Given that Japan imposes no tariffs on foreign cars, analysts expect the administration to focus on nontariff barriers and demand that Tokyo ease safety and environmental requirements for American vehicles, for example.

Aside from automobiles, tough negotiations are expected in agriculture, as well.

U.S. Agriculture Secretary Sonny Perdue’s calls on Japan to reduce tariffs on farm products beyond levels agreed to under the CPTPP runs counter to the understanding reached between Trump and Abe in September that Washington would not demand deeper farm tariff cuts than levels Tokyo has agreed in other trade pacts, such as the CPTPP and the Japan-EU FTA.

Perdue’s action, which may be seen as a hardball negotiation tactic ahead of the talks, may not serve the U.S. farm industry’s desire for a swift deal, either.

“Unfortunately, U.S. beef faces a massive 38.5 percent tariff in Japan — a trade barrier that hurts America’s beef producers,” said Kevin Kester, president of the National Cattlemen’s Beef Association, the marketing organization and trade association for 1 million cattle farmers and ranchers in the United States.

The organization “looks forward to working closely with the Trump administration to secure increased market access for our industry,” Kester said in September, when Trump and Abe agreed to launch bilateral trade agreement talks.

“The faster negotiations conclude, the faster U.S. producers can provide more Japanese consumers with the high-quality beef they demand,” Kester added.

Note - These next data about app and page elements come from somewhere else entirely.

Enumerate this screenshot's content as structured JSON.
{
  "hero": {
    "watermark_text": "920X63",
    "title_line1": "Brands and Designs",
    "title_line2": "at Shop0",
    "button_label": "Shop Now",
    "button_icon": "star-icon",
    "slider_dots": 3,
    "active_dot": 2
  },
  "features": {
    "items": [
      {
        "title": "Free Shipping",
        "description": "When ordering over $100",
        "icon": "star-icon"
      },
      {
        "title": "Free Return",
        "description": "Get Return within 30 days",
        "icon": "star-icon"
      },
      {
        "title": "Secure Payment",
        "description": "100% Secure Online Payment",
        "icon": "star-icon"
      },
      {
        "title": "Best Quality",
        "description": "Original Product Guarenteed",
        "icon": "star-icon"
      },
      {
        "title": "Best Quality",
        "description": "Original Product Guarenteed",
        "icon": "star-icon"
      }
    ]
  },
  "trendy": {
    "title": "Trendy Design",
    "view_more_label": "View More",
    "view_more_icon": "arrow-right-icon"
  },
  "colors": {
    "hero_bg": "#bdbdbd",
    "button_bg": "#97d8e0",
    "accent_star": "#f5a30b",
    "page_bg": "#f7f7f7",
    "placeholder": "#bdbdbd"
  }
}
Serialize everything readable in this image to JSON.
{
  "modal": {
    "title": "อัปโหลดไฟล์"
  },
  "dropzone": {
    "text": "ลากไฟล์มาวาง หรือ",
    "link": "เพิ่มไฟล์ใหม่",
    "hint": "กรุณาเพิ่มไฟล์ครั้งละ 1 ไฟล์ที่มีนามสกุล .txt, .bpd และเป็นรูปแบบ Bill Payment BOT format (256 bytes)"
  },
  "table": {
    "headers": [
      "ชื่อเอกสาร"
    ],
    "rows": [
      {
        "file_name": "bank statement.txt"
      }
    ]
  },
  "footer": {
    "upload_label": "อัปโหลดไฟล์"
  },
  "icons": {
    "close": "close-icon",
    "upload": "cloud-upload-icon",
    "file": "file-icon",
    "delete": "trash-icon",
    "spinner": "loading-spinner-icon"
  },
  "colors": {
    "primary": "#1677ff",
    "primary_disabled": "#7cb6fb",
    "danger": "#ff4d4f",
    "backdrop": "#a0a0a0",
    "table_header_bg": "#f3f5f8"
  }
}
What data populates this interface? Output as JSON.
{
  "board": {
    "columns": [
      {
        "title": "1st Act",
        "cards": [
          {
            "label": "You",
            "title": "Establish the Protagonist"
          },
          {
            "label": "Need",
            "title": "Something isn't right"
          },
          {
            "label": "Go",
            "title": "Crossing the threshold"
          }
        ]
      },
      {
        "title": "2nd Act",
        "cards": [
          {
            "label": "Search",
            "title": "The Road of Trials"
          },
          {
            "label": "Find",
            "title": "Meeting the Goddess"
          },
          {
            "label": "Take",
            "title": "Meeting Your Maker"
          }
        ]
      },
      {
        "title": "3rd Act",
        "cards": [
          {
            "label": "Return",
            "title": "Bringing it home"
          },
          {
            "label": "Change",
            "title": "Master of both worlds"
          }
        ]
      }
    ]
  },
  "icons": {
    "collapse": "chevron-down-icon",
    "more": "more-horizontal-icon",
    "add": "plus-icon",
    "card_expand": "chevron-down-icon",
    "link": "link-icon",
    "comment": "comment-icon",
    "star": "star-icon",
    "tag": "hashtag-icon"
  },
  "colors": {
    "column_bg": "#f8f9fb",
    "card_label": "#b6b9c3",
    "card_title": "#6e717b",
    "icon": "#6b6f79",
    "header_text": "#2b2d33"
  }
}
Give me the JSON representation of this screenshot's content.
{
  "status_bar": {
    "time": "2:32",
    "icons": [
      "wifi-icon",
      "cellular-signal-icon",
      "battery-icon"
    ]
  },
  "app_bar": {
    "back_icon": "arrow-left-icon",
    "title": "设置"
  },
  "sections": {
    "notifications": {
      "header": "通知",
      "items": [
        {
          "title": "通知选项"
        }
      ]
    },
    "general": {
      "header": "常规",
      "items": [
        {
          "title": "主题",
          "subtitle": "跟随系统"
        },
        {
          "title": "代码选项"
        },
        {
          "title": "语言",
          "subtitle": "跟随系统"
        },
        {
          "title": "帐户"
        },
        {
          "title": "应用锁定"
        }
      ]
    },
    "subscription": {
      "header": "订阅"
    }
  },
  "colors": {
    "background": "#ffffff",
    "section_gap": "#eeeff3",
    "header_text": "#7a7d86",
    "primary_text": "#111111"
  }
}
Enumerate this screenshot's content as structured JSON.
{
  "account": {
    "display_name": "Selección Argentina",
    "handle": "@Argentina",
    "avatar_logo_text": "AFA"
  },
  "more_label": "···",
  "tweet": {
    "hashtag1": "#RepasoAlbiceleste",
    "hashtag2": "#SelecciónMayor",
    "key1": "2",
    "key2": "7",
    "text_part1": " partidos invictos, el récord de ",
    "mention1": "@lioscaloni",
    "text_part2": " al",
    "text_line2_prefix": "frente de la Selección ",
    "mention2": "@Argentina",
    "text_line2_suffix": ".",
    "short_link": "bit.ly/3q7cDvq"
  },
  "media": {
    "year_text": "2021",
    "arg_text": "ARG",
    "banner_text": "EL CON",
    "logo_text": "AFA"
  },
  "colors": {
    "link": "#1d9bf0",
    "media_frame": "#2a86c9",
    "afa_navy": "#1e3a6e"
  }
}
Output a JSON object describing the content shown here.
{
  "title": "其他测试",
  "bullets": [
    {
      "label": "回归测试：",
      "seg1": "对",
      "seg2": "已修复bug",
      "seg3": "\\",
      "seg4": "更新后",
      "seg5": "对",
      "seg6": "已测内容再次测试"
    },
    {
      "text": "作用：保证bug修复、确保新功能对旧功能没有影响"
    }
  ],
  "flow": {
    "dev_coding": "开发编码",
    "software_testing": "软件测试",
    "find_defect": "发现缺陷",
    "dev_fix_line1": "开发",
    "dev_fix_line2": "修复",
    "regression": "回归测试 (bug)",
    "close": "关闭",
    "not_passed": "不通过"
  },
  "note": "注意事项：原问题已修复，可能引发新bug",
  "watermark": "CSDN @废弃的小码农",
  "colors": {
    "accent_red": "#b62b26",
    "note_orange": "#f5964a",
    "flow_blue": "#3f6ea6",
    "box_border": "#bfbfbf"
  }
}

Under the CPTPP — a pact from which Trump withdrew the United States last year — Japan’s 38.5 percent tariff on beef imports will be lowered in stages to 9 percent over 16 years.